We arrived in good time in Hastings and caught a glimpse of Pilot Field through the trees on the way down the hill. It was clear that this would be a big crowd for the Arrows, in fact as it would prove, the biggest crowd of the season by some distance (689 if you must know). The ground lived up to its reputation as one of the finest traditional arenas in the Non Leagues. Once home to greyhound and speedway racing, the ground sits on the edge of a natural hill. The old grass bank that once allowed the capacity to be over 10,000 cannot be used anymore but the large Lewes following behind the goal made a huge amount of noise in the cavernous stand as the teams walked out onto the pitch.
There was just time to grab a pint of Harveys, provided by Lewes FC, in the bar before the Rooks kicked off, looking to put pressure on Lowestoft in third place.
Hastings United 0 Lewes 1 – The Pilot Field – Monday 26th December 2011
With players even falling foul of the lack of public transport, Lewes started with one of the most experienced benches they have had this season with both leading goalscorers sitting out the opening period of the game. Replacement striker Ian Draycott nearly opened the scoring in the first few minutes but his shot was well saved by the Hastings keeper.
With Jarrett and Nanetti both seeing lots of the ball it was a very positive Rooks team that dominated the first half. Despite not being able to create many chances of their own Lewes simply did not looked troubled at the back. Perhaps this is due to the settled back four, who have started over 70% of the games together this season. Familiarity breeds solid defensive robustness, as the saying goes.
The Lewes fans were undoubtably the stars of the first half, raising the roof on the covered terrace. With the Non League tradition of swapping ends at half time, the Rooks fans found themselves almost on top of the action, willing the ball into the net. We nearly had our wish on the hour mark when substitute Michael Malcolm headed the ball into the net but was harshly ruled offside.
With just ten minutes to go, Hasting’s midfielder Attwood received his second yellow card in just a few minutes and he became the victim of another refereeing decision in Lewes’s favour in the past few weeks. The Rooks sensed victory and both Nanetti and Jarrett stuck to their wings, creating havoc with the full backs. With just five minutes to play, Jarrett beat his man again, sent in a deep cross that was then hit back into the area and in a carbon copy of Trevor Brooking’s 1980 FA Cup winning goal, Malcolm stooped to head the ball home. Such was the relief from the players that Harry Harding ran to the crowd and was embraced by the Rooks fans as if he was Santa Claus himself.
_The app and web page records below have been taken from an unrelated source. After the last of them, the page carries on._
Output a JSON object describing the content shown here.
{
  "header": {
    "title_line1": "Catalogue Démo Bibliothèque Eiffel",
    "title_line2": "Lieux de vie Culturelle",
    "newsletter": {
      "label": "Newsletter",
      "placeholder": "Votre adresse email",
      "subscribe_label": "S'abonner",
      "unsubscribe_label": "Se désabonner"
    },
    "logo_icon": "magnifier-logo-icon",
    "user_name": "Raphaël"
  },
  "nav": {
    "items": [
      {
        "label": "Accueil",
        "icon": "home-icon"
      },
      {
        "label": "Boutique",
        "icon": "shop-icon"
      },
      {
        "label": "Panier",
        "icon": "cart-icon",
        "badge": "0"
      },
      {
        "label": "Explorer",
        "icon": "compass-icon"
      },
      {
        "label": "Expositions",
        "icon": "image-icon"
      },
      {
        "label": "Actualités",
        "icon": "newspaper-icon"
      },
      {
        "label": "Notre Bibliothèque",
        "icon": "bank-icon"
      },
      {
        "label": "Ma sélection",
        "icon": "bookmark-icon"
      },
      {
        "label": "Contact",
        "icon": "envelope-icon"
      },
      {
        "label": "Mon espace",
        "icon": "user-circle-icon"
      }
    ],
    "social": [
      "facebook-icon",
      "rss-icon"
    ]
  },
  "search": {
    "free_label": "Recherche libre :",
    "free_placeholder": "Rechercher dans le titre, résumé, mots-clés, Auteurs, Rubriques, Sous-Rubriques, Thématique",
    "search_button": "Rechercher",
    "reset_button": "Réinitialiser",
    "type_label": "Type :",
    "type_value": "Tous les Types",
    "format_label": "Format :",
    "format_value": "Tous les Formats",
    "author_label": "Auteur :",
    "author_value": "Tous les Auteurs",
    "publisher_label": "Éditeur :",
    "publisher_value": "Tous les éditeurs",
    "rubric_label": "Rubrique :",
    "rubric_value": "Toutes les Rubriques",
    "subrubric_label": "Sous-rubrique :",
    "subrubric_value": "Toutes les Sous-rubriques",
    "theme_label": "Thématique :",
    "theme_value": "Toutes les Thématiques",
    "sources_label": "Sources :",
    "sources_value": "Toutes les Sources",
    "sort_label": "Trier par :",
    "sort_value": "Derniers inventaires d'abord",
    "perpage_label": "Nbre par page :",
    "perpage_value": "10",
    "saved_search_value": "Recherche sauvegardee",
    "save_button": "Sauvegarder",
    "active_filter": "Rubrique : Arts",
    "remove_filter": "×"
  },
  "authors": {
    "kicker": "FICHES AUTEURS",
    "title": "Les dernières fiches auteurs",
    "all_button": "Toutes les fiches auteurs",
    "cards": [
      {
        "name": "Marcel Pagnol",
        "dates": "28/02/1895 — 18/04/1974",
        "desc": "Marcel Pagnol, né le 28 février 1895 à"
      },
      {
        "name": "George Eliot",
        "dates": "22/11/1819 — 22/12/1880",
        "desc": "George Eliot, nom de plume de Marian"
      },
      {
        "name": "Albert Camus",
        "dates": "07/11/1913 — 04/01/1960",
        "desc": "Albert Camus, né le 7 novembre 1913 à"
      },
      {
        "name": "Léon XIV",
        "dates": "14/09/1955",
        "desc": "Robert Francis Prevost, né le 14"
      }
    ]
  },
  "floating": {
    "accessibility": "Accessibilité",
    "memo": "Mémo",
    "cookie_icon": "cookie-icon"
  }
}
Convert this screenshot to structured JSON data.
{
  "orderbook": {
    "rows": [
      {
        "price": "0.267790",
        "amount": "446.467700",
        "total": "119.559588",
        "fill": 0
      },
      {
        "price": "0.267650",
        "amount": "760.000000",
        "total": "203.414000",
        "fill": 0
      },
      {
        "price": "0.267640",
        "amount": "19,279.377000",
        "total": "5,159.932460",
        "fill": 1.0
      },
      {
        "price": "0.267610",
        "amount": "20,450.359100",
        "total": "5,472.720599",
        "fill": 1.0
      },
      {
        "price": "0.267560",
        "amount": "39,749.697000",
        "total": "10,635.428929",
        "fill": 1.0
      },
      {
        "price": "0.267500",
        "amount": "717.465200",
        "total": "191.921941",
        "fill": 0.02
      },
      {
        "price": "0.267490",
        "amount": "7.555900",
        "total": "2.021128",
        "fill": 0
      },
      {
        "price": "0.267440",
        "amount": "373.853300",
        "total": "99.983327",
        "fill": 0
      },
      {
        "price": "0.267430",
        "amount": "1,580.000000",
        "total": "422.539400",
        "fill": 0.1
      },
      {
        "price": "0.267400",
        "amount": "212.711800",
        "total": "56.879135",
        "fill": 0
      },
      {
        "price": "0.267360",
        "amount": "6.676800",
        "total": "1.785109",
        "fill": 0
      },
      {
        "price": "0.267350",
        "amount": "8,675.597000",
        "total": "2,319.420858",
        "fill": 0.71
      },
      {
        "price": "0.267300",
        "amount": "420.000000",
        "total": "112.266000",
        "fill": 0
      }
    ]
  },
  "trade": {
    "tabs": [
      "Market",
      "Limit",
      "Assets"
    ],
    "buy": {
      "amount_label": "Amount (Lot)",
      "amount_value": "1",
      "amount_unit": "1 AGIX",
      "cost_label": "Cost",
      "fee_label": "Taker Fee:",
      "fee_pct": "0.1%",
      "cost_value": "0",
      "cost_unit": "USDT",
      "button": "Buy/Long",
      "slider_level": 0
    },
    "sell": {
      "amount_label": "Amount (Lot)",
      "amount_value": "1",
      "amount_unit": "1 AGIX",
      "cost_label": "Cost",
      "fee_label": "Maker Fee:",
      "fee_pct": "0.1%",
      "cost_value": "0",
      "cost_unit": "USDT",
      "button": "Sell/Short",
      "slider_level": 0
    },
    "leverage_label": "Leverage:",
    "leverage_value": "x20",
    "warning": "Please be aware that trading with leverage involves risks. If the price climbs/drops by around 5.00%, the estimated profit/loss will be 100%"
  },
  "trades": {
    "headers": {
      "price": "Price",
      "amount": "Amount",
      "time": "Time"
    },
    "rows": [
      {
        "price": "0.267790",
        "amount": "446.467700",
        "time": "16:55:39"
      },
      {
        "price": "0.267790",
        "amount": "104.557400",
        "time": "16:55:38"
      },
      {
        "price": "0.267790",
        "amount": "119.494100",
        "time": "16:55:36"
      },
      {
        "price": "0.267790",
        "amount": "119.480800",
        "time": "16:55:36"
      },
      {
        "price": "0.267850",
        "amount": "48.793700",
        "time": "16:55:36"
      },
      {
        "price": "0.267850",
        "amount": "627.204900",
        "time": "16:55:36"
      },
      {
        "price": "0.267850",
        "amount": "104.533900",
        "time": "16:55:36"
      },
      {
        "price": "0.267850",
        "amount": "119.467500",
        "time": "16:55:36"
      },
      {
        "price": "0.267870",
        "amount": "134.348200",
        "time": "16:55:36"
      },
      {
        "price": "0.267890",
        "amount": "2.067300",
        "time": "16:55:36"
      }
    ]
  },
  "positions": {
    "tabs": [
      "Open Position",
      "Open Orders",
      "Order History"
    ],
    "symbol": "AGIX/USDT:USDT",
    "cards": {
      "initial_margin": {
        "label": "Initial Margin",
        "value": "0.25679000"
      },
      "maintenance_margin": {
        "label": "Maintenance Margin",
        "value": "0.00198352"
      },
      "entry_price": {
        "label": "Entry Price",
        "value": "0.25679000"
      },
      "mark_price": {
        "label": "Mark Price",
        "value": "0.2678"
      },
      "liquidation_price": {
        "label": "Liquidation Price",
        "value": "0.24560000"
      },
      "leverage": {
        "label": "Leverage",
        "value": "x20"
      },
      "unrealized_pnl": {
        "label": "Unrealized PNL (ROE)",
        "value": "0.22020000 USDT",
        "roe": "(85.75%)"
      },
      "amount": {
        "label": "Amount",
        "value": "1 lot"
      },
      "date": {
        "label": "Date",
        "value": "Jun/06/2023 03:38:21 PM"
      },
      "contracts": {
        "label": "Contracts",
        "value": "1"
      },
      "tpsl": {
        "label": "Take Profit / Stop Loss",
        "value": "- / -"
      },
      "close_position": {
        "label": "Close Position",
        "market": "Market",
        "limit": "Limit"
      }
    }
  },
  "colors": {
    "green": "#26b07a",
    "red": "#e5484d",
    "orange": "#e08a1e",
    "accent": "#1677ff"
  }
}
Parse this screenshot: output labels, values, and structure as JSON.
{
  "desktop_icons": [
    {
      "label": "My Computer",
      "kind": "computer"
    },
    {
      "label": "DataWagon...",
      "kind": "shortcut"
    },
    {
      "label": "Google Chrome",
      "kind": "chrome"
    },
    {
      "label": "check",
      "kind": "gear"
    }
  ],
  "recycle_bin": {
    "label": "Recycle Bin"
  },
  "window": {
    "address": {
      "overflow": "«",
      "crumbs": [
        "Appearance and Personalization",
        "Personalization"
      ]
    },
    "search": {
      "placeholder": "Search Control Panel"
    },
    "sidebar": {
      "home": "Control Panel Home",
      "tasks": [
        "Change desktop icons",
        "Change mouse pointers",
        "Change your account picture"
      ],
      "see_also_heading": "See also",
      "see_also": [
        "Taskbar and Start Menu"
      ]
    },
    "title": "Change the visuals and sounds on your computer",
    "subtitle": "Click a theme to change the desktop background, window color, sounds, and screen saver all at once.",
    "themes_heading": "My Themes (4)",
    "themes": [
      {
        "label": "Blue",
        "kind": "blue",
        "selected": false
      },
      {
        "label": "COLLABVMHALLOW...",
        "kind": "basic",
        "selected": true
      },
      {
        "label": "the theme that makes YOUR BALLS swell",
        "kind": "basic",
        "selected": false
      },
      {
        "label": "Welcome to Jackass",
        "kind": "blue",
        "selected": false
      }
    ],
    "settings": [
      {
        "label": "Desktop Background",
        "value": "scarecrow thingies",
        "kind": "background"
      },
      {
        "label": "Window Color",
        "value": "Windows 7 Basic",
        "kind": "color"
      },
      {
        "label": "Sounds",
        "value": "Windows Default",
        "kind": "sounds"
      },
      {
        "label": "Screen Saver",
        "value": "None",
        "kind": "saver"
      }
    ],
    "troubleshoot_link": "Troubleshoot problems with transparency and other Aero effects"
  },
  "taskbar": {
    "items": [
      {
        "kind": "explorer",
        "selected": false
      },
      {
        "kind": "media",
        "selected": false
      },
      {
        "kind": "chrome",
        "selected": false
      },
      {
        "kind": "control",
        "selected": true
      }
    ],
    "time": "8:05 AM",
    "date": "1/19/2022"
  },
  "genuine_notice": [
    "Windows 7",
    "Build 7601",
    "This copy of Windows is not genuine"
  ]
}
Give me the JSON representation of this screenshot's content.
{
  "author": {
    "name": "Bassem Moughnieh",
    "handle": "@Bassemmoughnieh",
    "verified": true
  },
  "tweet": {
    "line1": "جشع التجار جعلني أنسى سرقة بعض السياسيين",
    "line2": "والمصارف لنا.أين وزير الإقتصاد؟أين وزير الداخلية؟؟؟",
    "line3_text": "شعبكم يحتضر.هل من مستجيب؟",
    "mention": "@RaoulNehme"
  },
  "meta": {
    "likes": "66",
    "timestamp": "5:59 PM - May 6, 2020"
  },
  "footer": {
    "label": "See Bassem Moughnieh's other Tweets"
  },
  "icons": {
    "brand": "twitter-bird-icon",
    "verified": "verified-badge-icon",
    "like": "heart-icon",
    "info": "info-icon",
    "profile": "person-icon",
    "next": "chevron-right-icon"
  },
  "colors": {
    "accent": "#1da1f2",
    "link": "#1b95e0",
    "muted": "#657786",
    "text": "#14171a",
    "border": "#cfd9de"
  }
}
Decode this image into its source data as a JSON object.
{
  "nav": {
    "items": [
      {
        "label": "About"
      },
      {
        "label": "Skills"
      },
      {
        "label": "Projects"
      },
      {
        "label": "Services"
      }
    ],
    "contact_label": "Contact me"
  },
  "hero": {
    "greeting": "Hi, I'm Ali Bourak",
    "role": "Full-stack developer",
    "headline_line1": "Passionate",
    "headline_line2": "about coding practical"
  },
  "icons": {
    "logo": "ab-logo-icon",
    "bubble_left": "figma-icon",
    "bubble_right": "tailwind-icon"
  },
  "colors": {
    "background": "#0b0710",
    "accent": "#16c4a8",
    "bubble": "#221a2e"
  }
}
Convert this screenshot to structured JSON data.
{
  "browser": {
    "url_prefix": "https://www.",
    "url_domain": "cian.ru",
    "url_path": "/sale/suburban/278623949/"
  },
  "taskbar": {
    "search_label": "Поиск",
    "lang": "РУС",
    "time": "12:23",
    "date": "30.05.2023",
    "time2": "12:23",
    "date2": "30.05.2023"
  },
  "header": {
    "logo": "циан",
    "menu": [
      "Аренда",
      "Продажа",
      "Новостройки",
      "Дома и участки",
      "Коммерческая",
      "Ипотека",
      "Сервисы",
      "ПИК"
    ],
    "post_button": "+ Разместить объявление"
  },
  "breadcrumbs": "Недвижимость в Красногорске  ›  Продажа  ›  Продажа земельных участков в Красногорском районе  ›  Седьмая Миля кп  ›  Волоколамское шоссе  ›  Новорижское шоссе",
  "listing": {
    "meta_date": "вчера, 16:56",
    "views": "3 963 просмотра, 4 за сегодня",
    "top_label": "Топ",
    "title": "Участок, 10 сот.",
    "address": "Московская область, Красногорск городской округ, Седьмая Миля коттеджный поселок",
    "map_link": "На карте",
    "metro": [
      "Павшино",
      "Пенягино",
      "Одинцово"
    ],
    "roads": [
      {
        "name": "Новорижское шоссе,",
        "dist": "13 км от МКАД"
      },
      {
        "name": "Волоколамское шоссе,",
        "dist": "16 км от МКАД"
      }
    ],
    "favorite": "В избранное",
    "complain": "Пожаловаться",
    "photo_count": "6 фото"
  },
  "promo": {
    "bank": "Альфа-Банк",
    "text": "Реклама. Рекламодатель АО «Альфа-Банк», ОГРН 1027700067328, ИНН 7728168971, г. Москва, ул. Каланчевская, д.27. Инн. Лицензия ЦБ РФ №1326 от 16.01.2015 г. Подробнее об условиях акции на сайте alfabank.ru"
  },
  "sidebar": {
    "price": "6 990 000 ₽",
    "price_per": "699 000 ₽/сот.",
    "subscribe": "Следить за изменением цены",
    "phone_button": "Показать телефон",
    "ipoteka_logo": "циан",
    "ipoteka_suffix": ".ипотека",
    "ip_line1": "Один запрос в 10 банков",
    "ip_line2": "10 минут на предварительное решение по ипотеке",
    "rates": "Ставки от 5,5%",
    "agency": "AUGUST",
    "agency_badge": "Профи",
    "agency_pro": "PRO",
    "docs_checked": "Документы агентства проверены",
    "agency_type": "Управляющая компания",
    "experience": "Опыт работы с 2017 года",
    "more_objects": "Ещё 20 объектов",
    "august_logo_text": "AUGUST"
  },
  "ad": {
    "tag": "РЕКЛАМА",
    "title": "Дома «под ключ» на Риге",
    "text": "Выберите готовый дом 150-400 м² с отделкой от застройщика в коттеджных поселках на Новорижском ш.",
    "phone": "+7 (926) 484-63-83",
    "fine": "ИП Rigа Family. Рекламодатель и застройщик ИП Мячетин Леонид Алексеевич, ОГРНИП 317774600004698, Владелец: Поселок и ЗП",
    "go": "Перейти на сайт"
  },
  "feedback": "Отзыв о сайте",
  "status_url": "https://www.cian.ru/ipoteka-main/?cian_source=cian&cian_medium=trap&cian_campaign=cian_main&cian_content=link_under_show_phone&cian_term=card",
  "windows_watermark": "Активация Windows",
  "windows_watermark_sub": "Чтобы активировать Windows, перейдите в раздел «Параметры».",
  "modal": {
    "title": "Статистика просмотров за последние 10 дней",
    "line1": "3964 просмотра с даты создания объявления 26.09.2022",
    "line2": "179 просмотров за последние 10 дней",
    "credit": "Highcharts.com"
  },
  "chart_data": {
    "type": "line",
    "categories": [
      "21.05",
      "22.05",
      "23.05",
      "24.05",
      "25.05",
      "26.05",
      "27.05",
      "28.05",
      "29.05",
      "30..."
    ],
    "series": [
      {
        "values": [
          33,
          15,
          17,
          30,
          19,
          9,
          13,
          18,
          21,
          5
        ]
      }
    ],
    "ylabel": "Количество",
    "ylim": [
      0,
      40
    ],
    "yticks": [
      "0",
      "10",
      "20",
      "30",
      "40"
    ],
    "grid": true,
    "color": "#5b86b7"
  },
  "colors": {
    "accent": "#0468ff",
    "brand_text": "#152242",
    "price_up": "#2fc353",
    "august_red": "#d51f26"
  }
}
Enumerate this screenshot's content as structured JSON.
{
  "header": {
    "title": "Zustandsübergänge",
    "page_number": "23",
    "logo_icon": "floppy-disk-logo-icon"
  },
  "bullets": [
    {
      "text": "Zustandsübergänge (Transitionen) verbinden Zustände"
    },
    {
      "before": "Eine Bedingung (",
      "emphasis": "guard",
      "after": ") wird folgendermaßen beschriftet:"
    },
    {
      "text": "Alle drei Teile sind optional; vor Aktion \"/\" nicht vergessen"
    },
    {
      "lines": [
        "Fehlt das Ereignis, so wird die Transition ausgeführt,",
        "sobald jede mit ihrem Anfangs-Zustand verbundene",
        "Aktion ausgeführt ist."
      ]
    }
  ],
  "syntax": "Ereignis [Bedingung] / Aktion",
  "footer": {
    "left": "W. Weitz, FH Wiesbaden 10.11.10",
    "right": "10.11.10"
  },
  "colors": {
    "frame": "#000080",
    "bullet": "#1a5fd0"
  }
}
Lewes saw out the final few minutes with some comfort and for a brief few minutes whilst we waited for the Lowestoft score to come in, rose to second in the league for the first time in three months. Captain Steve Robinson came over and shook hands with it seemed the whole away support. Six out of six away from home demands respect and that is what the team have from the fans at the moment.
On days like today football overcame the inefficiencies of our public transport system and a bumper holiday crowd enjoyed a game free of the poison of the professional game.
More pictures from the Christmas extravagansa can be seen here.